But what is a “traditional” family? A few facts on what the family unit looks like in America today:
* Single parents account for 27 percent of family households with children under 18.
* More than two million fathers are the primary caregivers of children under 18, a 62 percent increase since 1990.
* One in two children will live in a single-parent family at some point in childhood.
* One in three children is born to unmarried parents.
* Nearly half of all marriages end in divorce.
* More than one million children have parents who separate or divorce each year.
*More than half of Americans today have been, are or will be in one or more stepfamily situations.
If there is such a thing as a “traditional family” today, it is a blended family — parents and children the result of more than one union that will probably result in divorce and remarriage, further blending the already blended grouping. But there are other kinds of family units that would certainly fall under the rubric “non-traditional”:
* Estimates show that approximately 2 million American children under the age of 18 are being raised by their lesbian and gay parents
* The number of unmarried partner households has increased by 72 percent in the last decade from three million in 1990 to more than five million in 2000. These figures include both same-sex and different-sex couples.
* One-third of lesbian households and one-fifth of gay male households have children.
Studies still show that the optimum situation for children is to have a married, different-sex couple as parents. A child’s chances of success in education, in employment, and in building their own stable, monogamous relationship as an adult increases dramatically if they live in such an environment.
But truly, how many children can live under “optimum” conditions? Do we tell everyone else they can’t have kids? There are a million reasons why families break up, and it is a certainty that women being primary breadwinners isn’t one of them. Blame the ease of divorce compared to 50 years ago. Blame a culture that devalues monogamy. Blame fathers who beat their wives, mothers who constantly bitch about money, or couples who simply drift apart. But there is no basis to blame female breadwinners except an outdated notion of women and the family.

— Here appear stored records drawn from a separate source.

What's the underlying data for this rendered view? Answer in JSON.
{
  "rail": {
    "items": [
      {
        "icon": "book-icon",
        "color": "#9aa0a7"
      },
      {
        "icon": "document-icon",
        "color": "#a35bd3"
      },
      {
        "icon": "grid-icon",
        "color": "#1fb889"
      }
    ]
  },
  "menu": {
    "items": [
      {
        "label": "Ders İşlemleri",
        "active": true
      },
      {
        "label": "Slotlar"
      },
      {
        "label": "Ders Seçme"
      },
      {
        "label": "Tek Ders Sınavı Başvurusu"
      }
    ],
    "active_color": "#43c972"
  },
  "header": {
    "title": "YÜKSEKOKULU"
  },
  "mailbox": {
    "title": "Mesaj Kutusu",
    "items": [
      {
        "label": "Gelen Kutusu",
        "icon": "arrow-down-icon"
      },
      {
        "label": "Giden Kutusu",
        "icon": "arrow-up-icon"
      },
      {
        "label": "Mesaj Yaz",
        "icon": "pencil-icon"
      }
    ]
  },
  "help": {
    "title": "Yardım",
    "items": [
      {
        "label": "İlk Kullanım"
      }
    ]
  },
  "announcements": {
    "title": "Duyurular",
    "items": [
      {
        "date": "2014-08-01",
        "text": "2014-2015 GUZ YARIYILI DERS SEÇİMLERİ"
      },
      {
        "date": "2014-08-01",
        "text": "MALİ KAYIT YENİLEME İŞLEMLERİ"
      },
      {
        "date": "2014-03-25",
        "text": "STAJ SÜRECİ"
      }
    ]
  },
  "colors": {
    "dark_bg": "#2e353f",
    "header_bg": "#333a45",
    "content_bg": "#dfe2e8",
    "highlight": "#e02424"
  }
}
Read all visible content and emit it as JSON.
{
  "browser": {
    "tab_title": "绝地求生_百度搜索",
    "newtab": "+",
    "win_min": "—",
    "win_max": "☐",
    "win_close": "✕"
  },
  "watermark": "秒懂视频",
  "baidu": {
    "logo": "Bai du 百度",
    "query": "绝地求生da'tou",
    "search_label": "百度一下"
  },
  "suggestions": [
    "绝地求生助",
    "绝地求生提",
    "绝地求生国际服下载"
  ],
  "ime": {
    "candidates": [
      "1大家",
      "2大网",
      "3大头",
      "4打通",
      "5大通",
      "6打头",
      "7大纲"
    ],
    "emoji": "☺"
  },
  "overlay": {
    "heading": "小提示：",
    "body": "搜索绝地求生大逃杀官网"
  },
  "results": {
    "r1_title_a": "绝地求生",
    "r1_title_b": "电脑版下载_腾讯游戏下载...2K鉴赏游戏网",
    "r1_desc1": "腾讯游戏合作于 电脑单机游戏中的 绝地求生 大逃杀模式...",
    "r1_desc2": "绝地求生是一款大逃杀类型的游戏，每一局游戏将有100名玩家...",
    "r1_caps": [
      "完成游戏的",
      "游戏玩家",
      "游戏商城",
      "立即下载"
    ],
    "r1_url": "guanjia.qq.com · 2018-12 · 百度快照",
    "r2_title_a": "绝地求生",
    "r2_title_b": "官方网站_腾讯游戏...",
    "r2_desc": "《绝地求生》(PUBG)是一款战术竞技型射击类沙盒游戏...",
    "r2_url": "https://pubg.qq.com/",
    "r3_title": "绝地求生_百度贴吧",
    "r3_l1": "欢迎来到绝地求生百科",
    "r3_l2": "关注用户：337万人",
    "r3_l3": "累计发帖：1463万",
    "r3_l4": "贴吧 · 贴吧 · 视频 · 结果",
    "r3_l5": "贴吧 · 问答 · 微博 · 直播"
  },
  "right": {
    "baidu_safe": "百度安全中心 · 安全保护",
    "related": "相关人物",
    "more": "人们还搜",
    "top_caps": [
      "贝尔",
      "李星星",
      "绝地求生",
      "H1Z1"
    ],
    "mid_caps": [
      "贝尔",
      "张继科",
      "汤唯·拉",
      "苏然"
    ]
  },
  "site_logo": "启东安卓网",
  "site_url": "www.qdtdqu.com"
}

That conservatives consider themselves guardians of the traditional family, and family values is a good and noble thing. But the guardians of tradition, to be effective, must recognize the times in which they live and adjust to the changing realities of the culture and society. It’s no use trying to recapture the Ozzie and Harriet version of the family, or any notion that women will eschew the opportunities that the 21st century is presenting to them because they may end up making more money than their husbands. That kind of thinking has gone the way of the Studebaker and Davy Crockett coonskin caps. Conservatives should concentrate on channeling the changes we are seeing in the family unit into productive outlets that help parents nurture children and empower families to achieve security. Building non-governmental support systems in the community is a good start. This means affordable day care, after-school activities, and perhaps educational opportunities for the parents.Voting for politicians who even vaguely understand the value of a well-ordered free market couldn’t hurt either. A strong economic base is a prerequisite for strong families.
In other words, conservatives must work to strengthen the voluntary community. Not by lecturing women about how much money they make and hectoring them about how seeking their idea of a fulfilling life is selfish and even unseemly, but by welcoming everyone, of every race and, yes, sexual orientation into the circle.
Otherwise, conservatives and their political party will find themselves on the outside looking in.